◆ Prompt:
For each line in the material below that holds "JSON", copy that line.

◆ Input for this task:
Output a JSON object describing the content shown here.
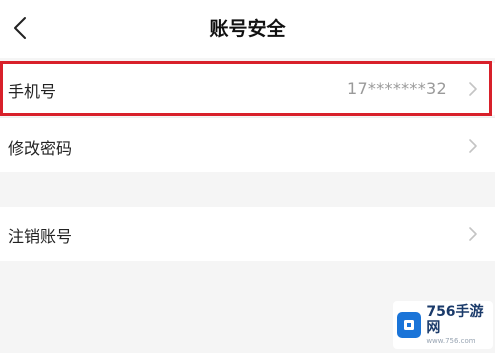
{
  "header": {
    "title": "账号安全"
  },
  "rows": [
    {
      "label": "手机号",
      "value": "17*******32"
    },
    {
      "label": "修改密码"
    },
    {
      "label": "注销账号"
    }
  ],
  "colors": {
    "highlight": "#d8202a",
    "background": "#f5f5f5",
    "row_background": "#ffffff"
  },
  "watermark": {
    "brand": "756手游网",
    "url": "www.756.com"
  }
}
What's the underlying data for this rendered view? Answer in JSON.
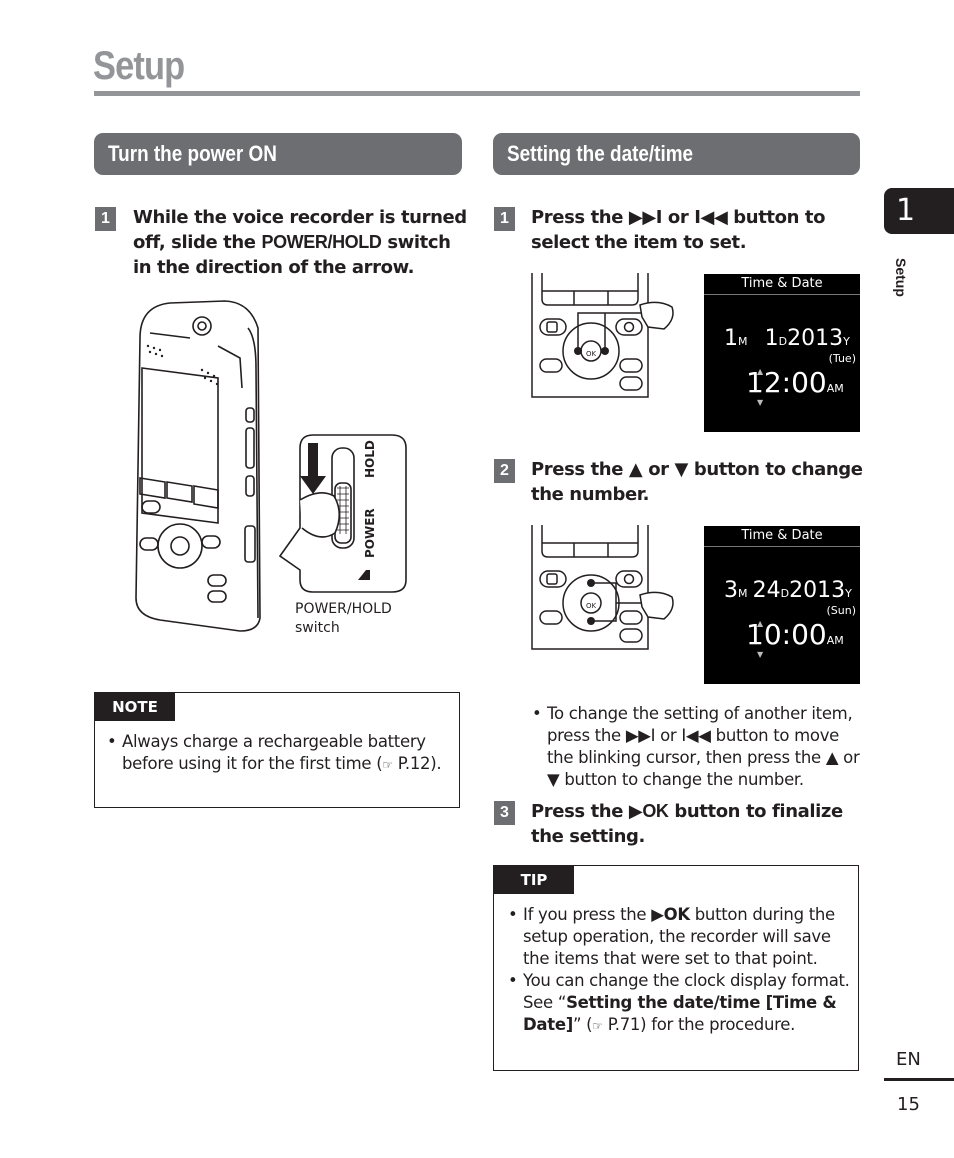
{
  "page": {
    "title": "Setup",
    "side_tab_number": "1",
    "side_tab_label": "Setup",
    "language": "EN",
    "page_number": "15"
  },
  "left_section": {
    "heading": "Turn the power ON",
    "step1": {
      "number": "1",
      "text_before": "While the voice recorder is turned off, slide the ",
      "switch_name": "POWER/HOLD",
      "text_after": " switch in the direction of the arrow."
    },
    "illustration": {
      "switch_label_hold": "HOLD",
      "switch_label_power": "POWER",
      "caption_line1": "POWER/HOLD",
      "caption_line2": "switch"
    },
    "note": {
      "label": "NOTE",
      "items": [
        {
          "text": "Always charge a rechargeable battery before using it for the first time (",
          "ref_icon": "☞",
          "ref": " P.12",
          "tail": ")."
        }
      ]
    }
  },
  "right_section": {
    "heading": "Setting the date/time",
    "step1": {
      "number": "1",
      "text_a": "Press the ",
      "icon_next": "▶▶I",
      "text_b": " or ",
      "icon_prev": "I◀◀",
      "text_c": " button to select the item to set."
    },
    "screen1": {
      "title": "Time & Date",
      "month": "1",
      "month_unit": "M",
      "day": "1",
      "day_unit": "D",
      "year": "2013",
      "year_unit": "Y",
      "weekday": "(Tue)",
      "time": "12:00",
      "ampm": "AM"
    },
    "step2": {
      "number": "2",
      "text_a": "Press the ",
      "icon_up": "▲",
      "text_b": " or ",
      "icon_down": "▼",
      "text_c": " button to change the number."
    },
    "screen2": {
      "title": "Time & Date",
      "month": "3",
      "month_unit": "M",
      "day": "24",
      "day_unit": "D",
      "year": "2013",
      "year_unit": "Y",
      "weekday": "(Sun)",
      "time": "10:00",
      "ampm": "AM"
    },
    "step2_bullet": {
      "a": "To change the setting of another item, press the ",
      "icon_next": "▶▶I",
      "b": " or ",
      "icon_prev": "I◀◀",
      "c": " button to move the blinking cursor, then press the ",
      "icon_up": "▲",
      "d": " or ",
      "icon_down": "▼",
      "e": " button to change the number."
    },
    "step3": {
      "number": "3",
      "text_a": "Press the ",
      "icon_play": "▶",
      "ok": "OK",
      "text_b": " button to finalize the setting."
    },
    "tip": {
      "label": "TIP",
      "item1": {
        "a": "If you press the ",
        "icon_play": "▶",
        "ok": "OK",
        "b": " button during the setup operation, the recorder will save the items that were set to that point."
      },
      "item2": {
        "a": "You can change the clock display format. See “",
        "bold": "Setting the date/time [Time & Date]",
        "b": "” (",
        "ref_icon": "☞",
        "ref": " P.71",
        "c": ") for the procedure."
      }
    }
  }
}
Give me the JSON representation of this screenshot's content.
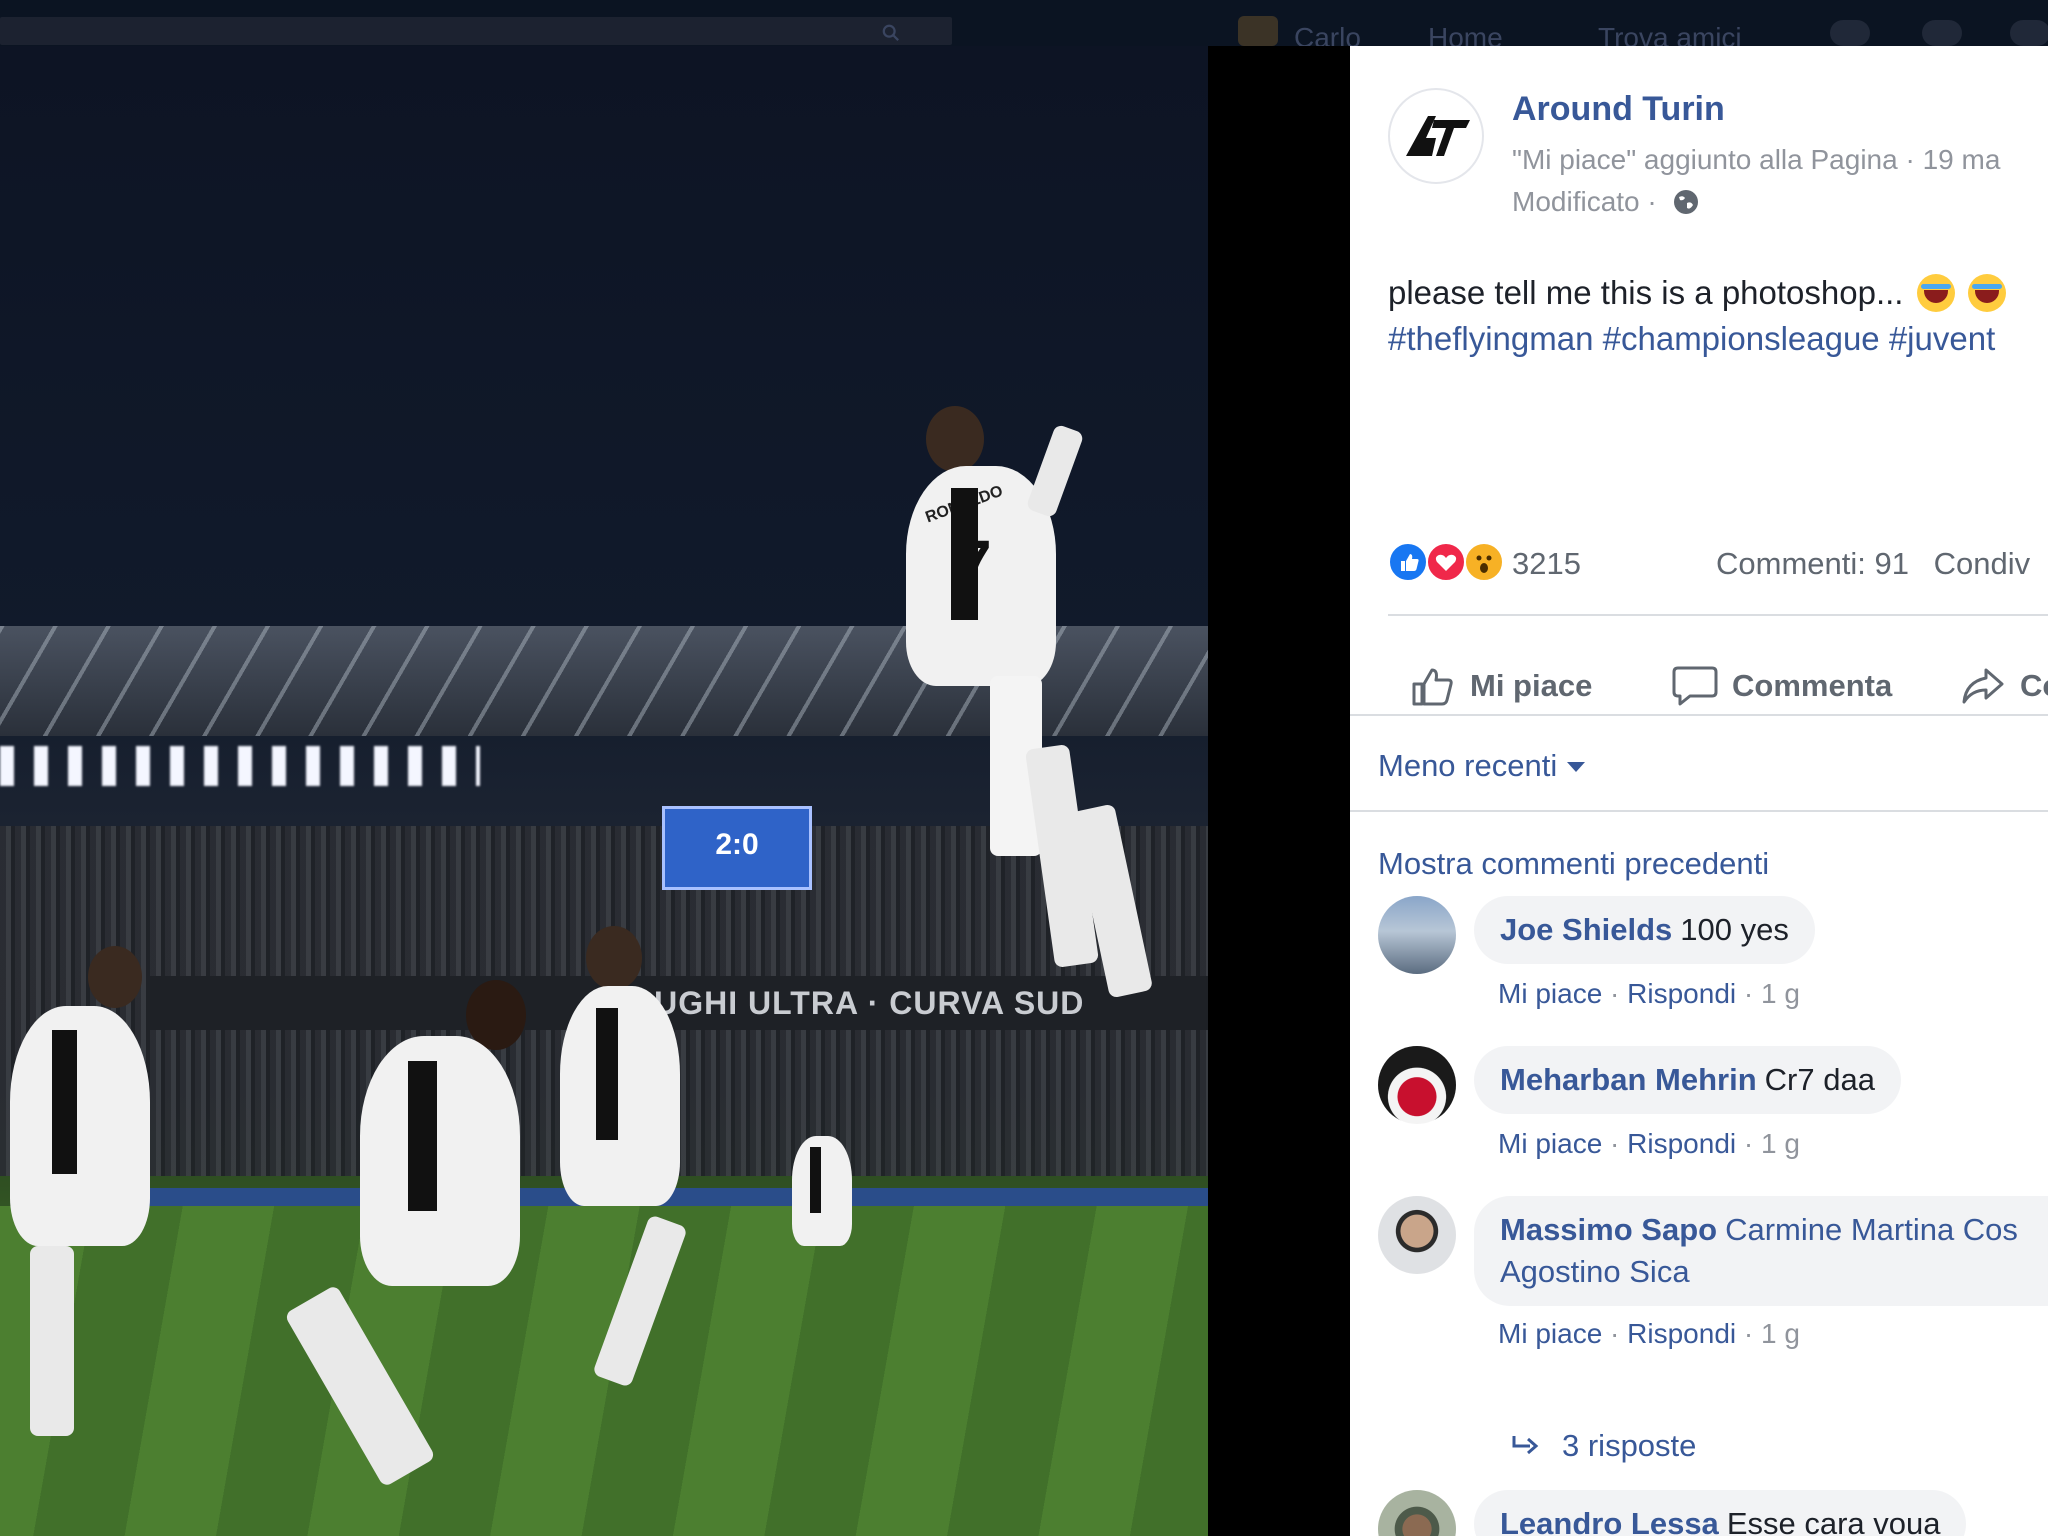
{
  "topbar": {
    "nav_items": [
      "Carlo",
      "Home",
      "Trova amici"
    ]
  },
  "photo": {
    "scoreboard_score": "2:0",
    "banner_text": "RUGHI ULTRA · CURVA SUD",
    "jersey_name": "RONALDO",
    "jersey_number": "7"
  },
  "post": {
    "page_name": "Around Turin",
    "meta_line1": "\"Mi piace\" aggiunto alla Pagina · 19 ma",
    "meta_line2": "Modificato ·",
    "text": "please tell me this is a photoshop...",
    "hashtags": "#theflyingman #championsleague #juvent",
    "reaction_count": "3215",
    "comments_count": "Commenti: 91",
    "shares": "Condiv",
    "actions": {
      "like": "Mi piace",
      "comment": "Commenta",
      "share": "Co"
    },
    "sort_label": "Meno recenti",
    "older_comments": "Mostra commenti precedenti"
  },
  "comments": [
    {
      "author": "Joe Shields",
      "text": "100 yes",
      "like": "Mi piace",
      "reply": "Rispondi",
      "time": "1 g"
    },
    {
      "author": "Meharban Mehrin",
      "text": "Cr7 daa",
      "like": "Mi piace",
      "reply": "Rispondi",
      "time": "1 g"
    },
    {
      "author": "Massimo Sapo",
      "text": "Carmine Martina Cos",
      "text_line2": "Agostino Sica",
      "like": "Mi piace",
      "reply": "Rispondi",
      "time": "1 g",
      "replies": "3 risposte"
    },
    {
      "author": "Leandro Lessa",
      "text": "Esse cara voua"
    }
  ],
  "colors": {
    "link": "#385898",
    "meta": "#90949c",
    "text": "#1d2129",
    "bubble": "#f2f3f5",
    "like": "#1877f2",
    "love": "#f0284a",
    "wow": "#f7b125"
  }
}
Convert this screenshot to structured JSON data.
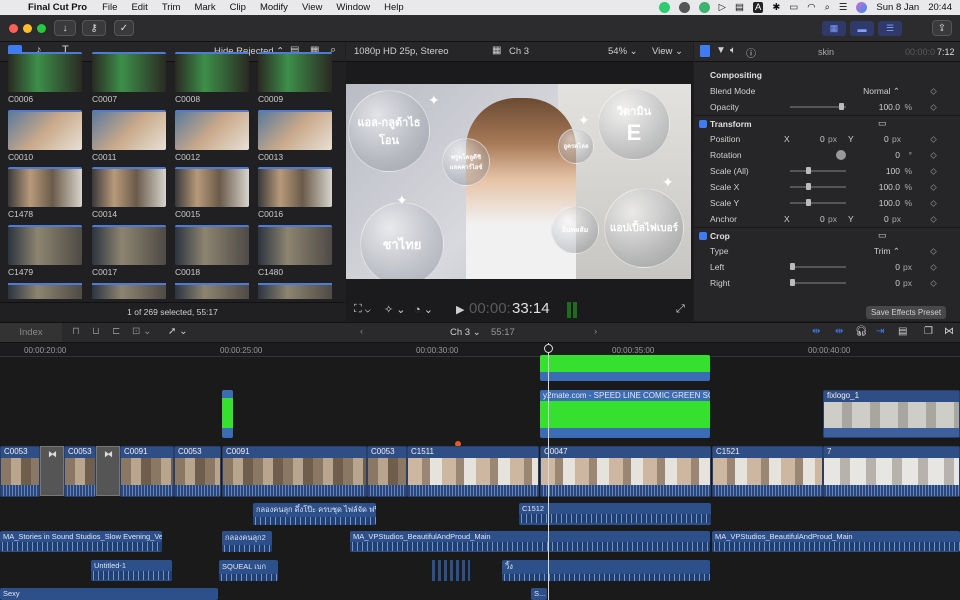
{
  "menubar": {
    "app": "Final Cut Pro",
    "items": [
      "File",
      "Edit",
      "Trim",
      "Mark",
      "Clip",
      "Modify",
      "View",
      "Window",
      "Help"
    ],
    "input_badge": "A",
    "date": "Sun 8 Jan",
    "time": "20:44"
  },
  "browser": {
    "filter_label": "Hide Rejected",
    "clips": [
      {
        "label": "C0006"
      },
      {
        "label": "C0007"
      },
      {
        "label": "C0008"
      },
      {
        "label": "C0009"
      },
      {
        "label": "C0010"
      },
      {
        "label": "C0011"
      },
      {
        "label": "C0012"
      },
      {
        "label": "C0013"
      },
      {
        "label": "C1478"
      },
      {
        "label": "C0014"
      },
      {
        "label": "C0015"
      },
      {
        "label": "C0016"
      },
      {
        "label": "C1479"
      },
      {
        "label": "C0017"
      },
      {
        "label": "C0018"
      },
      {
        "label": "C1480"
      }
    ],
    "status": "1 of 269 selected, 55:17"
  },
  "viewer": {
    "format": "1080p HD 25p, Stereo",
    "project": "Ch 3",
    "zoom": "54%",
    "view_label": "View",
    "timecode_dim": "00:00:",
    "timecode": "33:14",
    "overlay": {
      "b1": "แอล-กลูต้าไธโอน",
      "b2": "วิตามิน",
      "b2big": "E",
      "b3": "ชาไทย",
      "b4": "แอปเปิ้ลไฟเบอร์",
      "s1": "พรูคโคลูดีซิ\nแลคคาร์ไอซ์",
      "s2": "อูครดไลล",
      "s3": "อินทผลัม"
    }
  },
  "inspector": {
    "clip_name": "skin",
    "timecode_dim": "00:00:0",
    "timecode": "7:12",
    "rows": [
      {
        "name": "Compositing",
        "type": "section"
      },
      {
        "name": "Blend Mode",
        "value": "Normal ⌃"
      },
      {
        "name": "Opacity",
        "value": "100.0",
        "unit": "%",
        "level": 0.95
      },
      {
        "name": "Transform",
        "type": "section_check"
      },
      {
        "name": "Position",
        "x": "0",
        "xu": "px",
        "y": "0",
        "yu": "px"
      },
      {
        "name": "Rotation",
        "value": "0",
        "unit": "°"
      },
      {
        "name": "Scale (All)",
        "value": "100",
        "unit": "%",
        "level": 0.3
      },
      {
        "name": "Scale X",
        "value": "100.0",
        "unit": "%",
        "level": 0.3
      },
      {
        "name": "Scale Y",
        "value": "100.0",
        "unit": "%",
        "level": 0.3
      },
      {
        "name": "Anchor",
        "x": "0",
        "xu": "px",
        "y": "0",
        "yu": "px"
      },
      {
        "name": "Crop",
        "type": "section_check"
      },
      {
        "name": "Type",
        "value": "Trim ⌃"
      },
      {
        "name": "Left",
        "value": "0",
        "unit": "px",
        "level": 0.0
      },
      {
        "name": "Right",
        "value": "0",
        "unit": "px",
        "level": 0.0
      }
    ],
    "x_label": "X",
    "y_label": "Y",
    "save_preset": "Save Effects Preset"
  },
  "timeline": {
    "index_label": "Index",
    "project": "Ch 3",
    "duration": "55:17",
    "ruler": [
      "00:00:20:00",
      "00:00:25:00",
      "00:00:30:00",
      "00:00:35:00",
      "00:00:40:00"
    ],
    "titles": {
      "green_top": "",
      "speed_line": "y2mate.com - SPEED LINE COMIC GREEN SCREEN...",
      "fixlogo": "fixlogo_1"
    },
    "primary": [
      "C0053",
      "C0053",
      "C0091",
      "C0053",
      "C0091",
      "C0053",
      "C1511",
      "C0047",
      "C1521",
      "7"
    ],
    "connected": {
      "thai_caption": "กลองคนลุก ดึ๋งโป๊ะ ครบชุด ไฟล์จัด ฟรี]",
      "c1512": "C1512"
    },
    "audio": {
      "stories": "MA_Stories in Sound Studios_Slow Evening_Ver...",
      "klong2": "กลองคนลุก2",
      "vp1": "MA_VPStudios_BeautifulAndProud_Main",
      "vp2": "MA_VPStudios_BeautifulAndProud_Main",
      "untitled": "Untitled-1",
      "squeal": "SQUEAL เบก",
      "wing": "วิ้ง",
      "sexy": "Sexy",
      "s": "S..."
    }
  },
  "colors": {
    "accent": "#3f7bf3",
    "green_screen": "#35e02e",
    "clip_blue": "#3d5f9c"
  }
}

◆ Task output:
Output a JSON object describing the content shown here.
What's the underlying data for this rendered view? Answer in JSON.
Give me the JSON representation of this screenshot's content.
Convert this screenshot to structured JSON data.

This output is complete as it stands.